§ WHAT YOU HAVE TO DO
Check each line of the entries below for the word "watercolor", and copy out the ones that have it.

□ □ □ □ □ □ □

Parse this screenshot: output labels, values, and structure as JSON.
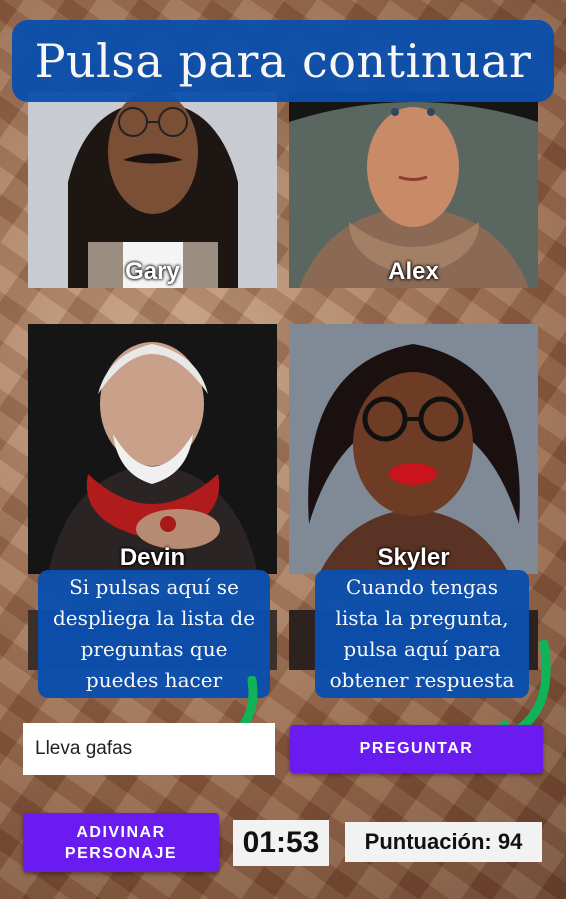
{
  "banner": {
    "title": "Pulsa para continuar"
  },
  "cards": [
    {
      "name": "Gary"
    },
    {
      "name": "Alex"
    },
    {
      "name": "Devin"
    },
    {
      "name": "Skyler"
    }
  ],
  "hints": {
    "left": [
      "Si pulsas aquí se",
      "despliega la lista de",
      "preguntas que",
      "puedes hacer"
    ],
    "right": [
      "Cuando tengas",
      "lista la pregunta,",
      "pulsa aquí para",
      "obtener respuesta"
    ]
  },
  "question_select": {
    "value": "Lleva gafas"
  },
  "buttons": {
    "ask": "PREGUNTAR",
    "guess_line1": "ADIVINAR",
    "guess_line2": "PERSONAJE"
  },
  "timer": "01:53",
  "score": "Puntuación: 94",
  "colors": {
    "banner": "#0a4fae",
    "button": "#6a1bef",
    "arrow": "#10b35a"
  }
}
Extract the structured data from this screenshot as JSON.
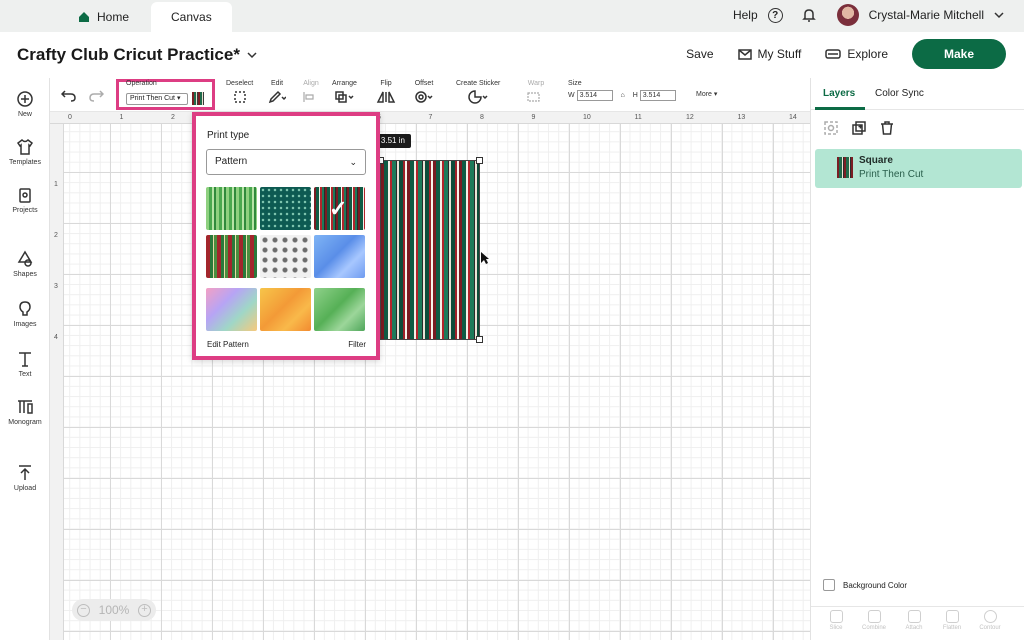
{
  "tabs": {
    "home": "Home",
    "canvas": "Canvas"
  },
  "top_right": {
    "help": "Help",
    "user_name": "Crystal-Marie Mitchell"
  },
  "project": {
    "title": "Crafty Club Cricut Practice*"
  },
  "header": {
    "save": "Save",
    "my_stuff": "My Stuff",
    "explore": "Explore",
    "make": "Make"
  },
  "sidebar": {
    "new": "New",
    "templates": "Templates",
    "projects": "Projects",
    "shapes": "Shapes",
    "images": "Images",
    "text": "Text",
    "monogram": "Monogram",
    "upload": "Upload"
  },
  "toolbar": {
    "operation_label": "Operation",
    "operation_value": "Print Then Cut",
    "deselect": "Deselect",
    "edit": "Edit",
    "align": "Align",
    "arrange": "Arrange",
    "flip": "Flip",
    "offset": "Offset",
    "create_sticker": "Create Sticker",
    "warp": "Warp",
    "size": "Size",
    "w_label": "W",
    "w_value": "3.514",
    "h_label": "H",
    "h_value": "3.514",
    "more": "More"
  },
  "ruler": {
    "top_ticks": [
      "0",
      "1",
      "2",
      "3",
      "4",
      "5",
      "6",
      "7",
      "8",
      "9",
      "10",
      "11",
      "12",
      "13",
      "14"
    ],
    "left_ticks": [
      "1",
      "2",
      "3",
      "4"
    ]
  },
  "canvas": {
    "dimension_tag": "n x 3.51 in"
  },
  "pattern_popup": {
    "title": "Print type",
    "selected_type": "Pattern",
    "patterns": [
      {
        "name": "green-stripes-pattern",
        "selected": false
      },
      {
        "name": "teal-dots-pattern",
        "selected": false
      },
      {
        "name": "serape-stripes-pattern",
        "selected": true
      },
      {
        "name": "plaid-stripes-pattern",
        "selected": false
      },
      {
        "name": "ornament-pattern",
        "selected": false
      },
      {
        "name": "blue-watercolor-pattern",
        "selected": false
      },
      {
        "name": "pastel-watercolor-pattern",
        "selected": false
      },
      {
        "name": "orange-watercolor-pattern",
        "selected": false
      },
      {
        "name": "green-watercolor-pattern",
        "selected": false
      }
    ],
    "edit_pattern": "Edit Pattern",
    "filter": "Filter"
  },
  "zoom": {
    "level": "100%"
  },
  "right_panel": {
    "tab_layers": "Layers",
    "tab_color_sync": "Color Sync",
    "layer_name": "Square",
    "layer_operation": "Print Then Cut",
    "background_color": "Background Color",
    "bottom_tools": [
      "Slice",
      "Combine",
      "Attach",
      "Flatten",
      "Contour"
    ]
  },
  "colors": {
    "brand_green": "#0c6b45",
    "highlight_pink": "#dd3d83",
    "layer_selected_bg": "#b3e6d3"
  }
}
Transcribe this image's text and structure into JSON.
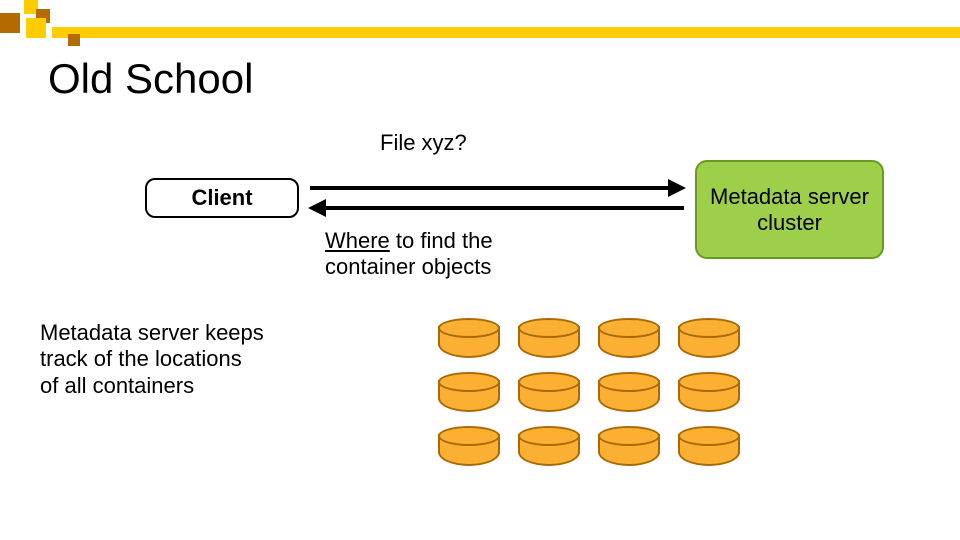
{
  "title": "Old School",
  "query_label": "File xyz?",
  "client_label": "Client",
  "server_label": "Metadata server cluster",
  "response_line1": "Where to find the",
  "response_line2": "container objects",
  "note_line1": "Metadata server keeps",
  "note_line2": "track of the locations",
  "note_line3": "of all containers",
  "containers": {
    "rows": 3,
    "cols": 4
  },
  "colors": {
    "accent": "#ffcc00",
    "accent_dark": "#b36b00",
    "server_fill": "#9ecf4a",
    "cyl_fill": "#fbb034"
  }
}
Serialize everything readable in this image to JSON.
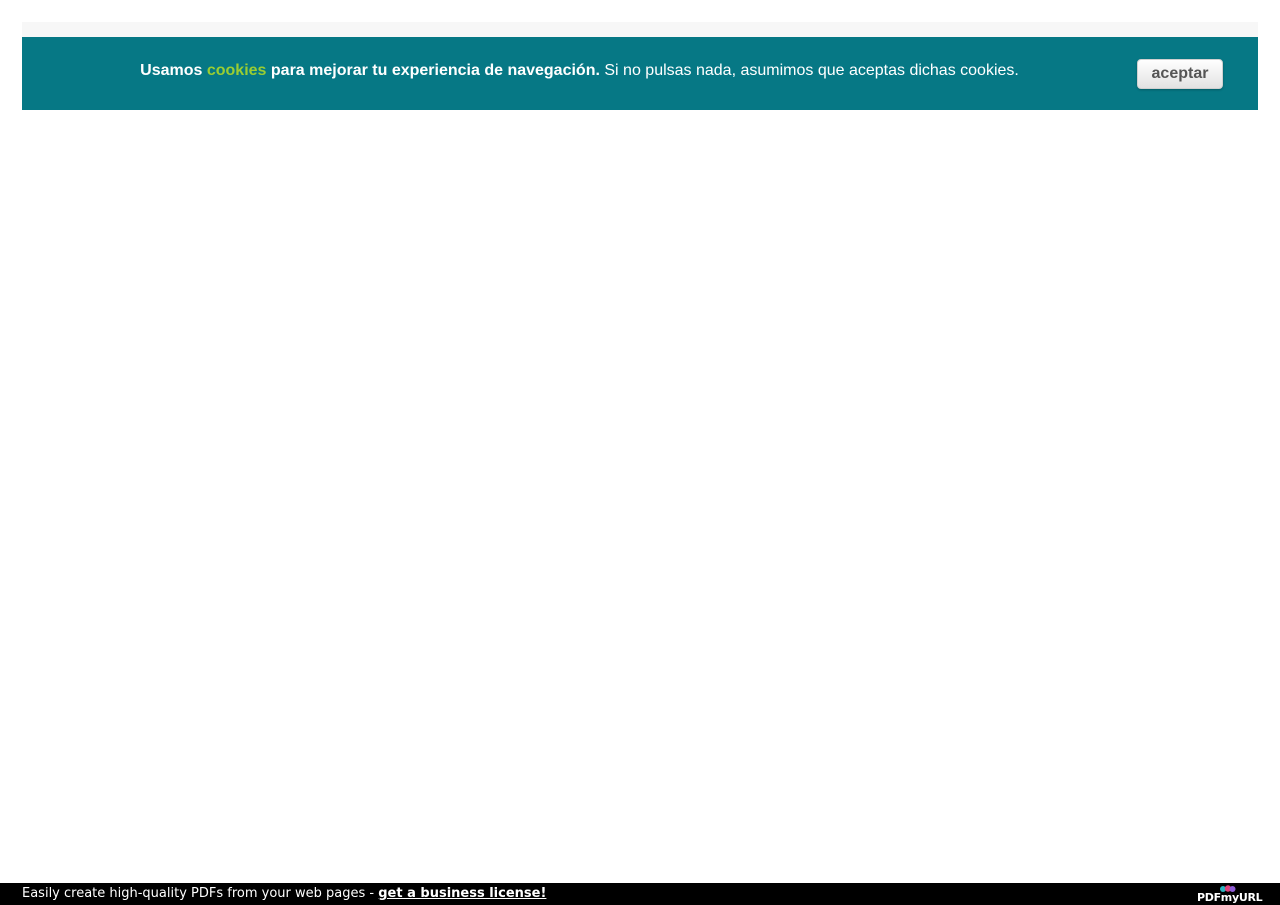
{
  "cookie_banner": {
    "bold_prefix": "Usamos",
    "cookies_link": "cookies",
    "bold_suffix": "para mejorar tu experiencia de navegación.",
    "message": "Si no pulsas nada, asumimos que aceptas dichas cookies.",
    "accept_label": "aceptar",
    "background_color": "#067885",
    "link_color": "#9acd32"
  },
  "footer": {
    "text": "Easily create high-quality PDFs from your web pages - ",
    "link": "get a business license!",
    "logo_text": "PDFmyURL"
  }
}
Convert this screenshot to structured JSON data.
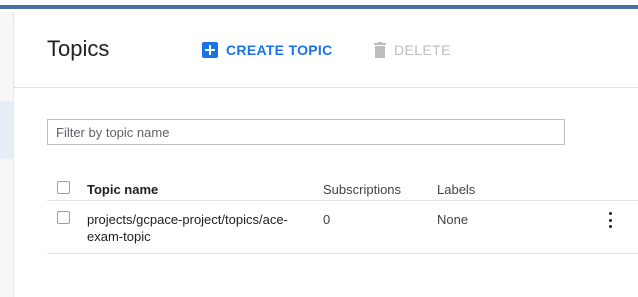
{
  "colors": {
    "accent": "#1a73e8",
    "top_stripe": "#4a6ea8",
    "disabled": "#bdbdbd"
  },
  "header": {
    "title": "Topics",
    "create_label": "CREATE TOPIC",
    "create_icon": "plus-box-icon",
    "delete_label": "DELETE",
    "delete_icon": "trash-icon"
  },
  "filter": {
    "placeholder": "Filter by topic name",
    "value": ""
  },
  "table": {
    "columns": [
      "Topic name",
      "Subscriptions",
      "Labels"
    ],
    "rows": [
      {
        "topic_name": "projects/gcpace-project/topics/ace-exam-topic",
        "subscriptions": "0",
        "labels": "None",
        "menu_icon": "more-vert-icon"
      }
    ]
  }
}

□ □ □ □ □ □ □

§ SOLUTION
        "name": "blue-watercolor-pattern",
        "name": "pastel-watercolor-pattern",
        "name": "orange-watercolor-pattern",
        "name": "green-watercolor-pattern",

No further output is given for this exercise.